Start of DATA SHOWN
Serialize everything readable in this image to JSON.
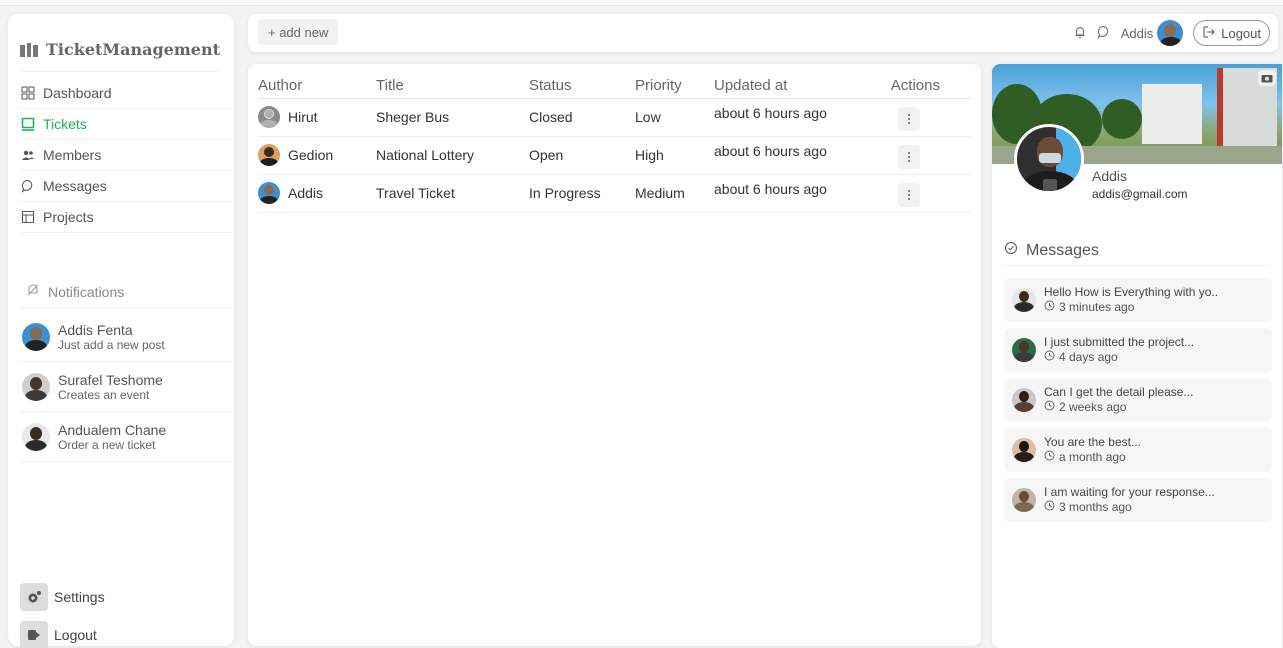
{
  "app": {
    "brand": "TicketManagement"
  },
  "sidebar": {
    "items": [
      {
        "label": "Dashboard",
        "icon": "dashboard-icon",
        "active": false
      },
      {
        "label": "Tickets",
        "icon": "ticket-icon",
        "active": true
      },
      {
        "label": "Members",
        "icon": "members-icon",
        "active": false
      },
      {
        "label": "Messages",
        "icon": "messages-icon",
        "active": false
      },
      {
        "label": "Projects",
        "icon": "projects-icon",
        "active": false
      }
    ],
    "notifications_title": "Notifications",
    "notifications": [
      {
        "name": "Addis Fenta",
        "text": "Just add a new post"
      },
      {
        "name": "Surafel Teshome",
        "text": "Creates an event"
      },
      {
        "name": "Andualem Chane",
        "text": "Order a new ticket"
      }
    ],
    "settings_label": "Settings",
    "logout_label": "Logout"
  },
  "topbar": {
    "add_label": "+ add new",
    "user_name": "Addis",
    "logout_label": "Logout"
  },
  "table": {
    "headers": [
      "Author",
      "Title",
      "Status",
      "Priority",
      "Updated at",
      "Actions"
    ],
    "rows": [
      {
        "author": "Hirut",
        "title": "Sheger Bus",
        "status": "Closed",
        "priority": "Low",
        "updated": "about 6 hours ago"
      },
      {
        "author": "Gedion",
        "title": "National Lottery",
        "status": "Open",
        "priority": "High",
        "updated": "about 6 hours ago"
      },
      {
        "author": "Addis",
        "title": "Travel Ticket",
        "status": "In Progress",
        "priority": "Medium",
        "updated": "about 6 hours ago"
      }
    ]
  },
  "profile": {
    "name": "Addis",
    "email": "addis@gmail.com",
    "messages_title": "Messages",
    "messages": [
      {
        "text": "Hello How is Everything with yo..",
        "time": "3 minutes ago"
      },
      {
        "text": "I just submitted the project...",
        "time": "4 days ago"
      },
      {
        "text": "Can I get the detail please...",
        "time": "2 weeks ago"
      },
      {
        "text": "You are the best...",
        "time": "a month ago"
      },
      {
        "text": "I am waiting for your response...",
        "time": "3 months ago"
      }
    ]
  },
  "colors": {
    "accent": "#19b35a",
    "panel": "#ffffff",
    "background": "#f3f3f4"
  }
}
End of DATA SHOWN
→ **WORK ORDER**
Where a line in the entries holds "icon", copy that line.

→ **THE COMPLETED TASK**
        "icon": "dashboard-icon",
        "icon": "ticket-icon",
        "icon": "members-icon",
        "icon": "messages-icon",
        "icon": "projects-icon",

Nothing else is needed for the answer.